There are two facets of Greg Boyer‘s music that are inescapable in any discussion. One of them is his raw muscle on the trombone. Hear him play a note, and you’ll find yourself looking for a concussion wave, like a CG movie effect, to follow. The volume is matched only by the overwhelming fullness of tone. The other facet is his résumé. Boyer has worked with George Clinton, Chuck Brown, Stanley Clarke, David Sanborn, and was the musical director for Prince. This is a serious funk/soul CV, but also a tremendous jazz one. (In addition to Clarke and Sanborn, Boyer was a charter member of the Bohemian Caverns Jazz Orchestra.) Match that with his power, and you’ve got the basis of the Greg Boyer Peloton, his band that mixes jazz standards with rock/soul/funk ones. Boyer calls it “fried chicken swing.” And just like everything else he does, it will knock your socks off. The Greg Boyer Peloton performs at 8 and 10 p.m. at Blues Alley, 1073 Wisconsin Ave. NW. $25.
Wednesday, Oct. 7
You’ve never heard Thelonious Monk’s Misterioso until you’ve heard it played on the pipa. Okay, that’s a bit of an embellishment, but there really is something transcendent about hearing Min Xiao-Fen interpreting Monk’s music on what is essentially a Chinese lute. (The pipa, incidentally, existed for 1,600 years before the piano did, no minor detail.) Xiao-Fen has taken an instrument with a terrifically long history and legacy, including hundreds of years worth of repertoire, and applied it to the 20th century music of John Cage, John Zorn, and Randy Weston along with Monk. She’s even worked with a trio featuring jazz guitar and bass. But she does retain a solid grounding in the Chinese musical traditions, and this concert presents a contrast: Thelonious Monk versus the music of the Chinese “cultural revolution,” which occurred during Monk’s heyday.
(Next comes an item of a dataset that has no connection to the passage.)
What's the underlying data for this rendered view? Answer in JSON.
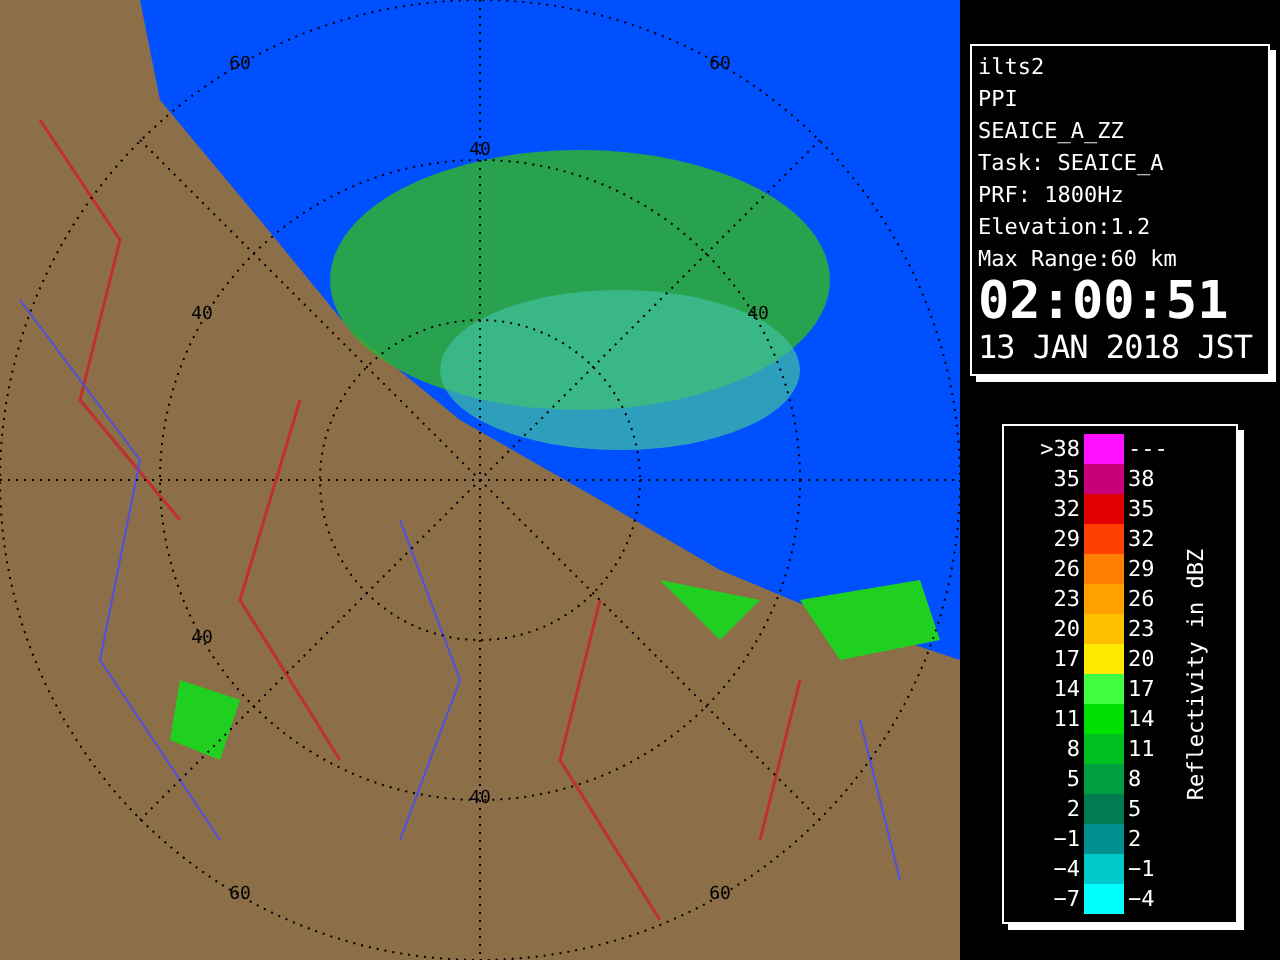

The program, suitably, is called “Mao, Monk and Me.” Min Xiao-Fen performs at 7:30 p.m. at The Hill Center, 921 Pennsylvania Ave. SE. $15/20.